WHAT YOU WILL DO> Search the entries for the word "heading". Copy every line that holds it.

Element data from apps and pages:
>>>

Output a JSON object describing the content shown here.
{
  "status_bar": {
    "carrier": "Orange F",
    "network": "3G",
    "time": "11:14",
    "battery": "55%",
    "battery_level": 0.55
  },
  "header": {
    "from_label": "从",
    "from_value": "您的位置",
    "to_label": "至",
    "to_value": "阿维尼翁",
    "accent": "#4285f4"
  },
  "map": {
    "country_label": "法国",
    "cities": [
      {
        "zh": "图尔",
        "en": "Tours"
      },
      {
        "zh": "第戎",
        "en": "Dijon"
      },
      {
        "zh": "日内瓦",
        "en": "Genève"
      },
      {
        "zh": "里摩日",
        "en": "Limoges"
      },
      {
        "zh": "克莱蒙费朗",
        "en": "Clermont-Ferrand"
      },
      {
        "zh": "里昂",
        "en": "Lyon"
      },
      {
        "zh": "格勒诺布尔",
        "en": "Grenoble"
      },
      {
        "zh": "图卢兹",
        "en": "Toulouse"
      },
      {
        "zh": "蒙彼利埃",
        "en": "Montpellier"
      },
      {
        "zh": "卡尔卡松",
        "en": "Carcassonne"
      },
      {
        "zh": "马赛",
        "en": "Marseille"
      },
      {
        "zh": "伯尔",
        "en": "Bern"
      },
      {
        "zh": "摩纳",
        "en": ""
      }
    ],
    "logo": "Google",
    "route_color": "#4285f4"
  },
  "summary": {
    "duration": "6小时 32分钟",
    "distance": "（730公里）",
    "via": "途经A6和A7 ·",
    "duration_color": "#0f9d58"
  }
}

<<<
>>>

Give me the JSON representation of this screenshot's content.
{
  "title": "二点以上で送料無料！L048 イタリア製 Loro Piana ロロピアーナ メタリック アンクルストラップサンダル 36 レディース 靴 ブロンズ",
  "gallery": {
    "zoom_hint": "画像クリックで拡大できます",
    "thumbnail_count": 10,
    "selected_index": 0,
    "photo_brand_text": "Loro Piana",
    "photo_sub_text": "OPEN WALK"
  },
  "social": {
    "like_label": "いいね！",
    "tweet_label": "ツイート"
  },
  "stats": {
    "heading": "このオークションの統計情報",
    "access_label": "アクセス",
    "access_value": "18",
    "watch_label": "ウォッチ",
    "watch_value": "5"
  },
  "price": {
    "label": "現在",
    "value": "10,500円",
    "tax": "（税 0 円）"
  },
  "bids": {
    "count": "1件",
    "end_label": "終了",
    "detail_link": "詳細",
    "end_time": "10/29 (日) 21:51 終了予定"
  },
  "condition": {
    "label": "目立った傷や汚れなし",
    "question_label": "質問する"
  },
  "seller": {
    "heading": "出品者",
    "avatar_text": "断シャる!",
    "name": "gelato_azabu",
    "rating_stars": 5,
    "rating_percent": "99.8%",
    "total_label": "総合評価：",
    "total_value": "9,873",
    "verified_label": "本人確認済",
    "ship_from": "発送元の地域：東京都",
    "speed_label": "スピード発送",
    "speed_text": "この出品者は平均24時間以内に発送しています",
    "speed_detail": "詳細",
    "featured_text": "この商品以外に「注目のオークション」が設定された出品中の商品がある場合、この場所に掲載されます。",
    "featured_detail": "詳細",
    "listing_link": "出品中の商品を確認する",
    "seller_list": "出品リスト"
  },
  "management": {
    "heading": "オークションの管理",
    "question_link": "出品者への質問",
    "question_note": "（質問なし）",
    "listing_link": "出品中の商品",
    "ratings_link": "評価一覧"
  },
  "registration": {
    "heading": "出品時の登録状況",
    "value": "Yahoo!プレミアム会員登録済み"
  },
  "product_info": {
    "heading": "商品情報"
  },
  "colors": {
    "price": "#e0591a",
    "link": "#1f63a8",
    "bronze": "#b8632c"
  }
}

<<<

TASK ANSWER>
    "heading": "このオークションの統計情報",
    "heading": "出品者",
    "heading": "オークションの管理",
    "heading": "出品時の登録状況",
    "heading": "商品情報"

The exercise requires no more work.